On both sides of the walled Old City, Quebec is a very pleasant, attractive, and clean city; and, we always felt safe walking through the streets wherever we went. It is quite hilly, though, and I am now paying for hiking up and down those steep inclines! If you have arthritis in your hips and you visit Quebec City, don’t say I didn’t warn you!
The incline is so steep leading down to the Old Port, we walked down; however, after a full day of walking, we chose to take the inclinator back up. It was well worth the visit, though, as you can see below.
Back up top, the Fairmont Hotel and the Old City looked beautiful in the sunlight.
We thoroughly enjoyed our 2-1/2 days in Quebec City and were sorry to have to leave Canada. U.S. Masters Summer Nationals was next on my swimming competition plate, though, and it was time to continue on to College Park, Maryland.
How ironic that of all the people we spoke with in French Canada, the only one who couldn’t speak English was the taxi driver who took us to the airport! Seeing our luggage upon arrival, though, he pulled only two words out of his extremely limited English vocabulary: “Airport or train station?” And, off we went.
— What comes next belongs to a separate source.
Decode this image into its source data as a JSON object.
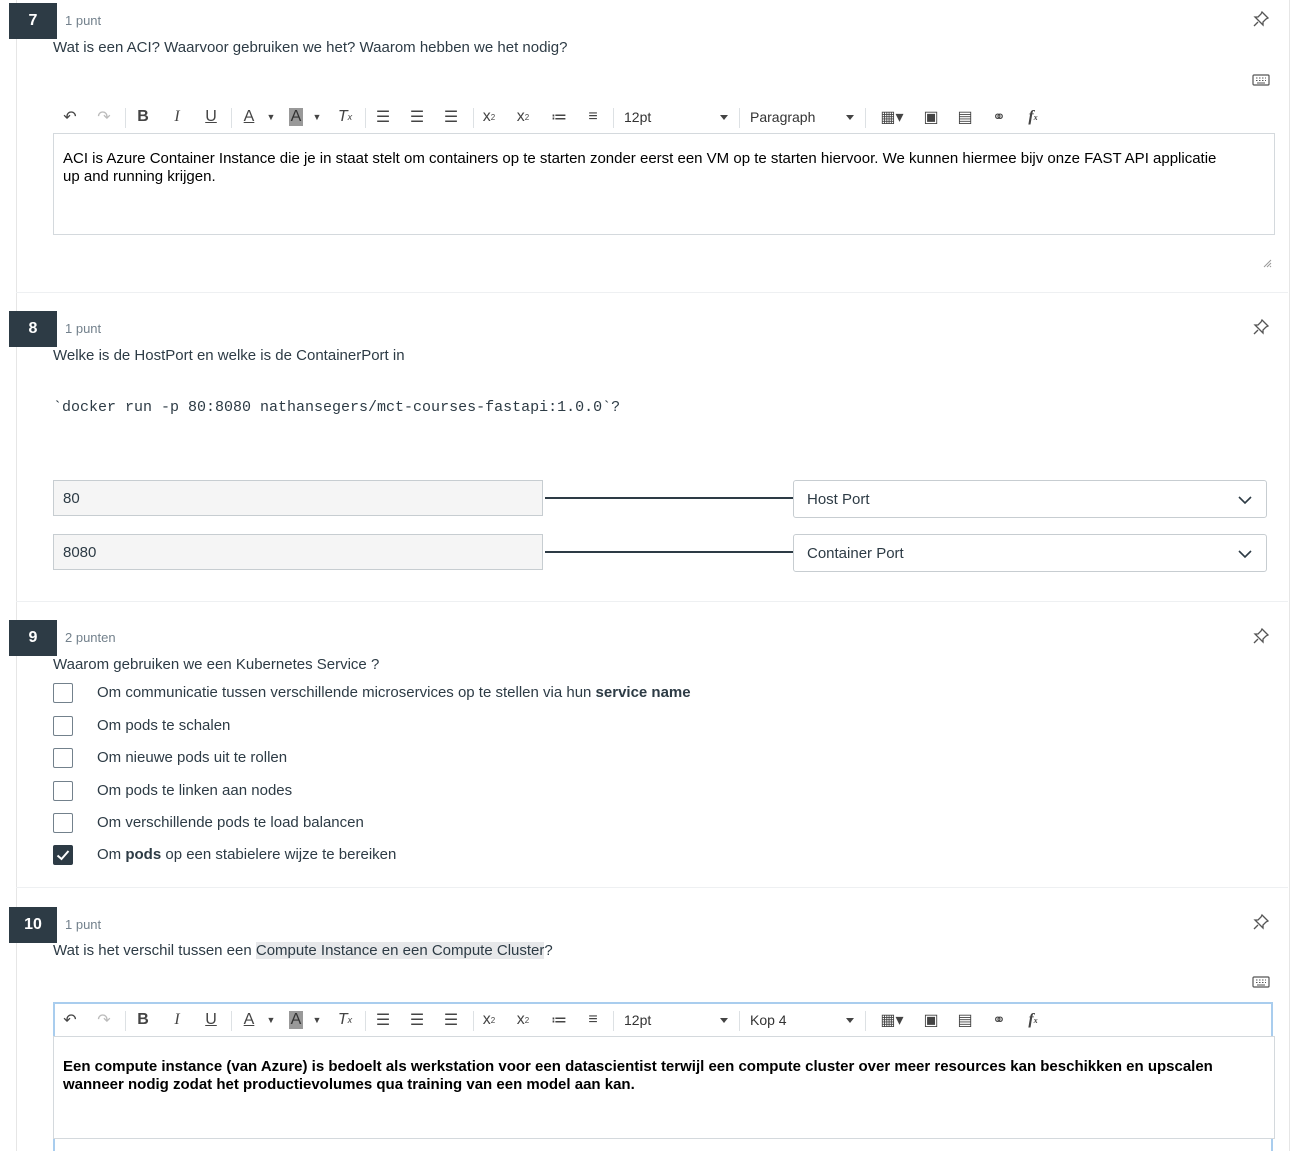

Somehow, in his French and my English, we were able to communicate perfectly fine. I had forgotten to photograph my Canadian currency (something I do in every country I visit), so I pulled out a $20 and photographed it on my leg. I conveyed to our driver that their $20 note was prettier than our $20 bill. He went on to comment on the value of their currency compared to ours and how it has fluctuated over the years. I didn’t understand a word he said, but we were sure we understood exactly what he said. Funny how sign language and facial expressions can be a wonderful substitute for understandable words.
By the time we arrived at the airport, our discussion of economics had developed quite animated; however, it was time to say “au revoir.”
We both look forward to the day we return to Quebec City and are welcomed by our next French-speaking taxi driver with a hearty, “Bonjour!”